ZK: I thought that Richard Tyson had it. Well, he had it for that particular movie. It was a different movie and I was looking for someone who was a teen idol. And he did have it in that movie, I thought. It was one of the few times that I could see his beauty, because I love the way his face looked. When I met him he was a football player and he was very beefy and drank a lot of beer. And I asked him to please lose weight and he did, and for that amount of time I thought he was very, very attractive.
PL: I think so too. Susan Hunt and I are interested in that kind of “body guy” character. He’s a blue-collar worker, outside the law, in trouble with the law and possesses knowledge of what women want, and how far he can push them, and how he can satisfy them. Two Moon Junction is one of the classics of the “body guy” genre and one of your best movies, too. What do you think the appeal of that type of guy is for this female audience?

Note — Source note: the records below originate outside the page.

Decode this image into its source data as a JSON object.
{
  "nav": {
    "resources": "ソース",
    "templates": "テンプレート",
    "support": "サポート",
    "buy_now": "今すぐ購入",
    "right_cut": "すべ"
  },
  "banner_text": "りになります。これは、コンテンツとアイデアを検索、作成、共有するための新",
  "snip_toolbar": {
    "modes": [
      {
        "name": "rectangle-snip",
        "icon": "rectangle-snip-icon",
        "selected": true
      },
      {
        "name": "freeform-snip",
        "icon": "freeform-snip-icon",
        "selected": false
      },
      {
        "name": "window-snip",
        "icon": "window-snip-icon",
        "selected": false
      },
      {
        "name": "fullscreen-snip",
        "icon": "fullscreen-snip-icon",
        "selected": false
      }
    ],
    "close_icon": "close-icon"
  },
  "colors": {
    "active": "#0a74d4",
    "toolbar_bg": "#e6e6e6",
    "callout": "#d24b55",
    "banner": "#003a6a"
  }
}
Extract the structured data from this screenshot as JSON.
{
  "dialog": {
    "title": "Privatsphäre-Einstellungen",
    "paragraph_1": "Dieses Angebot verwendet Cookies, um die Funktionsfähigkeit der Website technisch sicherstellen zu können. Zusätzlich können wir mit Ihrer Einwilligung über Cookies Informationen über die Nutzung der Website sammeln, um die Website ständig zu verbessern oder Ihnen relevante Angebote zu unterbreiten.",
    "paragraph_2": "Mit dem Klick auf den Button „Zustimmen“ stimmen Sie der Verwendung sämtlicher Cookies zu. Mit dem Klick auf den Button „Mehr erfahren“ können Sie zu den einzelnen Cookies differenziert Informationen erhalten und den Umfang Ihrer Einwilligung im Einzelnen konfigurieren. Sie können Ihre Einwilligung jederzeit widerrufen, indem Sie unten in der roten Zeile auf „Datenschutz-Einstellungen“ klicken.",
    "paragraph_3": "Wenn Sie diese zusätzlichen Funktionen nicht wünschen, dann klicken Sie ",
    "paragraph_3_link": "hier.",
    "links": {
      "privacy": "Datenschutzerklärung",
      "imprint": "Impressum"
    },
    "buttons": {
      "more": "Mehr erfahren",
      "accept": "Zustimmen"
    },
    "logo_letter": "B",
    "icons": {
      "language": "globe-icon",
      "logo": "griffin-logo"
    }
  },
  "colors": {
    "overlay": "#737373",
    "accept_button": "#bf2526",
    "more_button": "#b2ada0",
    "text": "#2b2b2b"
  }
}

ZK: Richard Tyson—more than Mickey Rourke—is out of a romance novel. Two Moon Junction is about a wealthy girl, a debutante, a Southern belle just getting married and this carnival comes to town and there’s this “Ringling” guy there… It was romance, although not much of a plot, and that’s what I needed: someone who was bold and strong, and was cut and ripped, and he had charm—I don’t think he was everybody’s cup of tea, 100%, but I thought he fit quite well.
PL: I agree about the acting, but I mean the character. Do you know why, or have you thought about why, women respond to that type of character?
ZK: Well, yes. The characters I write are basically written to inspire women to become involved with them. It’s like they found the key to the lock. Unfortunately, I don’t know how to say this in a gentle way: there are keys to locks, if you want to play certain cards, even with very beautiful women, in my experience. Mickey Rourke, the guy knows how to seduce women and not frighten them.
You can see it watching guys who really know how to operate, I’m not talking about guys you meet in a club, I’m talking about guys who basically get the key to that lock. I have a lot of friends who are pimps, believe it or not, mainly because I film them for other stuff that I am doing and I have endless interviews with pimps talking about their strategy in terms of manipulation of women.